* [To do] Show each line of the data below in which "Вставить" occurs.

═══ Dataset content

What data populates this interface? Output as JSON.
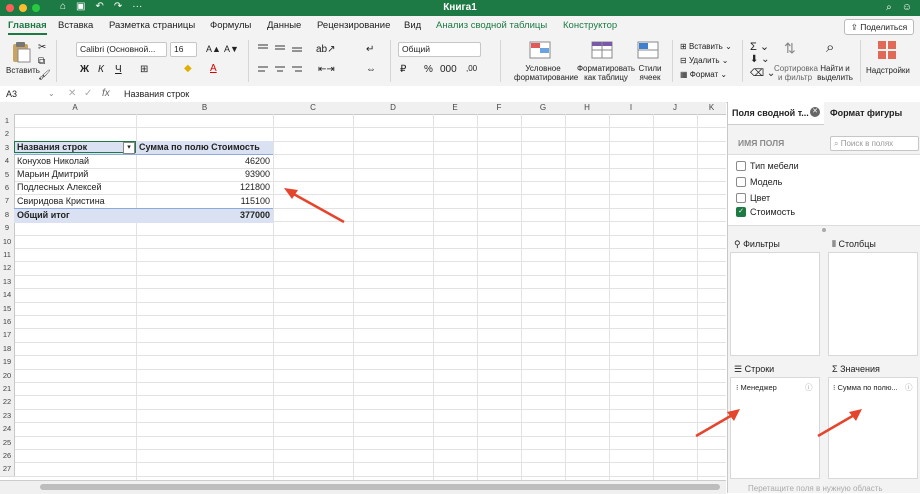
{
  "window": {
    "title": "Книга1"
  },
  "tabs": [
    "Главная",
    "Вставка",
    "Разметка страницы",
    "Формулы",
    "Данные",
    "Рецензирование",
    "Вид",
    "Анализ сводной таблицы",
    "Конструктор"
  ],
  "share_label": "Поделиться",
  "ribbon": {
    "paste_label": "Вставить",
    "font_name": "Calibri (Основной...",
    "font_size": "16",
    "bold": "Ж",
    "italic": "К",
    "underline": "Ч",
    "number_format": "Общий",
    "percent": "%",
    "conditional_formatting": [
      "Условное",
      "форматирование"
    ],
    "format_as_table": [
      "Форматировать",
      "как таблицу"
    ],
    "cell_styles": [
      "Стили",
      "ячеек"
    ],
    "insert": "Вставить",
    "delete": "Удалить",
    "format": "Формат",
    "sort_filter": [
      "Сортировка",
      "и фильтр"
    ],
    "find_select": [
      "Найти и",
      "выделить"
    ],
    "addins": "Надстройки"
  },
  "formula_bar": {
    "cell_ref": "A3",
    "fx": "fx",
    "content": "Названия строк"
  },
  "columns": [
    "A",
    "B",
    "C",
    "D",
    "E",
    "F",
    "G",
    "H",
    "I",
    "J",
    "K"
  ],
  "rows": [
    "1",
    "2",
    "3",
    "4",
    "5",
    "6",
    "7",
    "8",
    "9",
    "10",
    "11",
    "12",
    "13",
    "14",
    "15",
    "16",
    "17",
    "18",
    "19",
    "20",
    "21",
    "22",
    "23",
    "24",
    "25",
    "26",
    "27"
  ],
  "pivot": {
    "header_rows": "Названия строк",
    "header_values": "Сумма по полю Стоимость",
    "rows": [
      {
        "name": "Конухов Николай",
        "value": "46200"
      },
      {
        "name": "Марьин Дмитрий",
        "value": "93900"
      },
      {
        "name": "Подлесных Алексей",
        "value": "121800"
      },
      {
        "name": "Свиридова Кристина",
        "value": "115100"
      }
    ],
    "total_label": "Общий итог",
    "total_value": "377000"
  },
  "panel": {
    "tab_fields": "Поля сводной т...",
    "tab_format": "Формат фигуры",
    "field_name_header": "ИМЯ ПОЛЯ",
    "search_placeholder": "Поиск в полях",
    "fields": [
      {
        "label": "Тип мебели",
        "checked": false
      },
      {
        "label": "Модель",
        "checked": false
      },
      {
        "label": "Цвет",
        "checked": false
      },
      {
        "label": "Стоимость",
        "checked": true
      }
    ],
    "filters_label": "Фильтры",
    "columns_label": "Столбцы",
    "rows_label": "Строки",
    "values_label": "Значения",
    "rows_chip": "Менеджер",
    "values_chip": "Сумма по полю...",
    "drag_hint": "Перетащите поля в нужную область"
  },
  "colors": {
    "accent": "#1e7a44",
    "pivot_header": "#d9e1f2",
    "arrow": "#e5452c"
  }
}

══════

* [Response]
    "paste_label": "Вставить",
    "insert": "Вставить",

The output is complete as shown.